Material provided
▽

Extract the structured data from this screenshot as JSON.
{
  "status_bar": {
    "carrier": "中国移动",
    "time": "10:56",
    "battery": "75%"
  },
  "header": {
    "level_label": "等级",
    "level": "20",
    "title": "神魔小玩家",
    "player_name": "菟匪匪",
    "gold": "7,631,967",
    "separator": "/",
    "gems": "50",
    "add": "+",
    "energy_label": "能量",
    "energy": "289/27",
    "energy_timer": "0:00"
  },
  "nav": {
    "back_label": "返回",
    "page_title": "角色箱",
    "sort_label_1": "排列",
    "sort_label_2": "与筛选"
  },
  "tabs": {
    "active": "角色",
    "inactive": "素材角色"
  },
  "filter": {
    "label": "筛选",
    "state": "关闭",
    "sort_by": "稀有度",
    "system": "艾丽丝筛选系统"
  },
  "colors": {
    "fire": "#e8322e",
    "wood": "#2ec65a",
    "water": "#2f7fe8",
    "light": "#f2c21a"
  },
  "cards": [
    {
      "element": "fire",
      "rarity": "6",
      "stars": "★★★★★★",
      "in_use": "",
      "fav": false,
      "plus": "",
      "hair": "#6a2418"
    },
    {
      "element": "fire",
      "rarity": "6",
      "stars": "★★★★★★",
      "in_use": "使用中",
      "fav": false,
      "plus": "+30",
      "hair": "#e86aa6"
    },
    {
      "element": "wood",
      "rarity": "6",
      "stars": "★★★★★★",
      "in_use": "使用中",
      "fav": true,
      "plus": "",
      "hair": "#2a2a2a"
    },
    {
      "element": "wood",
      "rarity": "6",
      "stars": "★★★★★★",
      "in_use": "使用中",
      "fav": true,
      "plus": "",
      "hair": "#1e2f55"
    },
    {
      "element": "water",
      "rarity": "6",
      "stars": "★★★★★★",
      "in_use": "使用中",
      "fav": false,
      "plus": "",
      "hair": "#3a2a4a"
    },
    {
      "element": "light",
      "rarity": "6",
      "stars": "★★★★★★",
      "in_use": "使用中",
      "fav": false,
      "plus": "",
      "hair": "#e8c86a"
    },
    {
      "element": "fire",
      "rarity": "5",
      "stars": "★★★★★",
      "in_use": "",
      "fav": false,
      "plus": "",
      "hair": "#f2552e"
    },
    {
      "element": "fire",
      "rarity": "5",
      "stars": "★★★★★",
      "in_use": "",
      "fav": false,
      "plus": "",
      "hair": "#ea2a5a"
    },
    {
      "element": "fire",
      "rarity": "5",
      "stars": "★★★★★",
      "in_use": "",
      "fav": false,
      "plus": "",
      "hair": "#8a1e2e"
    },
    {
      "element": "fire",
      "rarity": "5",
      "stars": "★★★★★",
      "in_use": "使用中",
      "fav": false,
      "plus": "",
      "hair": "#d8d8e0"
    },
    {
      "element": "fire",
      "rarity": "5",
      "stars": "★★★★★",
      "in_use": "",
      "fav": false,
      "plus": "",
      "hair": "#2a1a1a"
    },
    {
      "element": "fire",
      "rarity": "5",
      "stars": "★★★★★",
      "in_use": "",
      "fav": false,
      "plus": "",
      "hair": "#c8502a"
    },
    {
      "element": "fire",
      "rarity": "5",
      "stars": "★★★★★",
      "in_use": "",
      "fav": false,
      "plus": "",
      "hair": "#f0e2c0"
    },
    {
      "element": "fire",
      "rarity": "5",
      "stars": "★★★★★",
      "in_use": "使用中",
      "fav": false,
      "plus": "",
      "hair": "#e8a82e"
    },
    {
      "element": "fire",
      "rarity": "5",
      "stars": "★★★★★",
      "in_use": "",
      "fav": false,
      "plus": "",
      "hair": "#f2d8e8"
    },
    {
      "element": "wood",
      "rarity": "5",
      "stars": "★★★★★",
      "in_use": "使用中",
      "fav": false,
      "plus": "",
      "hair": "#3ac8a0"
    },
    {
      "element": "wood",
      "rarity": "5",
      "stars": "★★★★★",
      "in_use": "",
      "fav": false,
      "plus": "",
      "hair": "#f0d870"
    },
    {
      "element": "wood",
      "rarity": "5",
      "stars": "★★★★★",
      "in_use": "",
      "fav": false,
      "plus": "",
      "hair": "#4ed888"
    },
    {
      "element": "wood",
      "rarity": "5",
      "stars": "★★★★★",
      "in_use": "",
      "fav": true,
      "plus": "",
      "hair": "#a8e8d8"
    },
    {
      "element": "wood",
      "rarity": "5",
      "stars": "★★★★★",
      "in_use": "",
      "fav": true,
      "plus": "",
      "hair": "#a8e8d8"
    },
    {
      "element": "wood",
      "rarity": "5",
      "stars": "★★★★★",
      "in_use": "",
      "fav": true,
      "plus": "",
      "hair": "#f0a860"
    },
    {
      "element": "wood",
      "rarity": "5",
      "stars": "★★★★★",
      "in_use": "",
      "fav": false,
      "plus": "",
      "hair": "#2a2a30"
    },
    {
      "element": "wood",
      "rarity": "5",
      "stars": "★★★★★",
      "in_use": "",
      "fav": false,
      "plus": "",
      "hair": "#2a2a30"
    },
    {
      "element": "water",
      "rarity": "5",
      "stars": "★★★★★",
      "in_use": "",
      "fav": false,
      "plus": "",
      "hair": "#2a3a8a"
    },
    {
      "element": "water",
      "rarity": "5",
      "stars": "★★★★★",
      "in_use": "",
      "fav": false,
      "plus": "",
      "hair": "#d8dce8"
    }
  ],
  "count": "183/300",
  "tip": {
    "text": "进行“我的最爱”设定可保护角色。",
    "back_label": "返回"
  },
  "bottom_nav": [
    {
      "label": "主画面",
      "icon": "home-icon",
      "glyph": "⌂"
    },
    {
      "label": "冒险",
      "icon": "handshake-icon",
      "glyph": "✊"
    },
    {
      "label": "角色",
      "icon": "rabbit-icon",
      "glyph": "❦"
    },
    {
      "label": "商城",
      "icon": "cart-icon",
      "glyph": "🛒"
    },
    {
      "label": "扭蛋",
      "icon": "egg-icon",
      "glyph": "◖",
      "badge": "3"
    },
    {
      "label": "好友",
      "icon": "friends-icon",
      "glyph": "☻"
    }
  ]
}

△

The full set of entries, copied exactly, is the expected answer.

Extract the structured data from this screenshot as JSON.
{
  "status_bar": {
    "carrier": "中国移动",
    "time": "10:56",
    "battery": "75%"
  },
  "header": {
    "level_label": "等级",
    "level": "20",
    "title": "神魔小玩家",
    "player_name": "菟匪匪",
    "gold": "7,631,967",
    "separator": "/",
    "gems": "50",
    "add": "+",
    "energy_label": "能量",
    "energy": "289/27",
    "energy_timer": "0:00"
  },
  "nav": {
    "back_label": "返回",
    "page_title": "角色箱",
    "sort_label_1": "排列",
    "sort_label_2": "与筛选"
  },
  "tabs": {
    "active": "角色",
    "inactive": "素材角色"
  },
  "filter": {
    "label": "筛选",
    "state": "关闭",
    "sort_by": "稀有度",
    "system": "艾丽丝筛选系统"
  },
  "colors": {
    "fire": "#e8322e",
    "wood": "#2ec65a",
    "water": "#2f7fe8",
    "light": "#f2c21a"
  },
  "cards": [
    {
      "element": "fire",
      "rarity": "6",
      "stars": "★★★★★★",
      "in_use": "",
      "fav": false,
      "plus": "",
      "hair": "#6a2418"
    },
    {
      "element": "fire",
      "rarity": "6",
      "stars": "★★★★★★",
      "in_use": "使用中",
      "fav": false,
      "plus": "+30",
      "hair": "#e86aa6"
    },
    {
      "element": "wood",
      "rarity": "6",
      "stars": "★★★★★★",
      "in_use": "使用中",
      "fav": true,
      "plus": "",
      "hair": "#2a2a2a"
    },
    {
      "element": "wood",
      "rarity": "6",
      "stars": "★★★★★★",
      "in_use": "使用中",
      "fav": true,
      "plus": "",
      "hair": "#1e2f55"
    },
    {
      "element": "water",
      "rarity": "6",
      "stars": "★★★★★★",
      "in_use": "使用中",
      "fav": false,
      "plus": "",
      "hair": "#3a2a4a"
    },
    {
      "element": "light",
      "rarity": "6",
      "stars": "★★★★★★",
      "in_use": "使用中",
      "fav": false,
      "plus": "",
      "hair": "#e8c86a"
    },
    {
      "element": "fire",
      "rarity": "5",
      "stars": "★★★★★",
      "in_use": "",
      "fav": false,
      "plus": "",
      "hair": "#f2552e"
    },
    {
      "element": "fire",
      "rarity": "5",
      "stars": "★★★★★",
      "in_use": "",
      "fav": false,
      "plus": "",
      "hair": "#ea2a5a"
    },
    {
      "element": "fire",
      "rarity": "5",
      "stars": "★★★★★",
      "in_use": "",
      "fav": false,
      "plus": "",
      "hair": "#8a1e2e"
    },
    {
      "element": "fire",
      "rarity": "5",
      "stars": "★★★★★",
      "in_use": "使用中",
      "fav": false,
      "plus": "",
      "hair": "#d8d8e0"
    },
    {
      "element": "fire",
      "rarity": "5",
      "stars": "★★★★★",
      "in_use": "",
      "fav": false,
      "plus": "",
      "hair": "#2a1a1a"
    },
    {
      "element": "fire",
      "rarity": "5",
      "stars": "★★★★★",
      "in_use": "",
      "fav": false,
      "plus": "",
      "hair": "#c8502a"
    },
    {
      "element": "fire",
      "rarity": "5",
      "stars": "★★★★★",
      "in_use": "",
      "fav": false,
      "plus": "",
      "hair": "#f0e2c0"
    },
    {
      "element": "fire",
      "rarity": "5",
      "stars": "★★★★★",
      "in_use": "使用中",
      "fav": false,
      "plus": "",
      "hair": "#e8a82e"
    },
    {
      "element": "fire",
      "rarity": "5",
      "stars": "★★★★★",
      "in_use": "",
      "fav": false,
      "plus": "",
      "hair": "#f2d8e8"
    },
    {
      "element": "wood",
      "rarity": "5",
      "stars": "★★★★★",
      "in_use": "使用中",
      "fav": false,
      "plus": "",
      "hair": "#3ac8a0"
    },
    {
      "element": "wood",
      "rarity": "5",
      "stars": "★★★★★",
      "in_use": "",
      "fav": false,
      "plus": "",
      "hair": "#f0d870"
    },
    {
      "element": "wood",
      "rarity": "5",
      "stars": "★★★★★",
      "in_use": "",
      "fav": false,
      "plus": "",
      "hair": "#4ed888"
    },
    {
      "element": "wood",
      "rarity": "5",
      "stars": "★★★★★",
      "in_use": "",
      "fav": true,
      "plus": "",
      "hair": "#a8e8d8"
    },
    {
      "element": "wood",
      "rarity": "5",
      "stars": "★★★★★",
      "in_use": "",
      "fav": true,
      "plus": "",
      "hair": "#a8e8d8"
    },
    {
      "element": "wood",
      "rarity": "5",
      "stars": "★★★★★",
      "in_use": "",
      "fav": true,
      "plus": "",
      "hair": "#f0a860"
    },
    {
      "element": "wood",
      "rarity": "5",
      "stars": "★★★★★",
      "in_use": "",
      "fav": false,
      "plus": "",
      "hair": "#2a2a30"
    },
    {
      "element": "wood",
      "rarity": "5",
      "stars": "★★★★★",
      "in_use": "",
      "fav": false,
      "plus": "",
      "hair": "#2a2a30"
    },
    {
      "element": "water",
      "rarity": "5",
      "stars": "★★★★★",
      "in_use": "",
      "fav": false,
      "plus": "",
      "hair": "#2a3a8a"
    },
    {
      "element": "water",
      "rarity": "5",
      "stars": "★★★★★",
      "in_use": "",
      "fav": false,
      "plus": "",
      "hair": "#d8dce8"
    }
  ],
  "count": "183/300",
  "tip": {
    "text": "进行“我的最爱”设定可保护角色。",
    "back_label": "返回"
  },
  "bottom_nav": [
    {
      "label": "主画面",
      "icon": "home-icon",
      "glyph": "⌂"
    },
    {
      "label": "冒险",
      "icon": "handshake-icon",
      "glyph": "✊"
    },
    {
      "label": "角色",
      "icon": "rabbit-icon",
      "glyph": "❦"
    },
    {
      "label": "商城",
      "icon": "cart-icon",
      "glyph": "🛒"
    },
    {
      "label": "扭蛋",
      "icon": "egg-icon",
      "glyph": "◖",
      "badge": "3"
    },
    {
      "label": "好友",
      "icon": "friends-icon",
      "glyph": "☻"
    }
  ]
}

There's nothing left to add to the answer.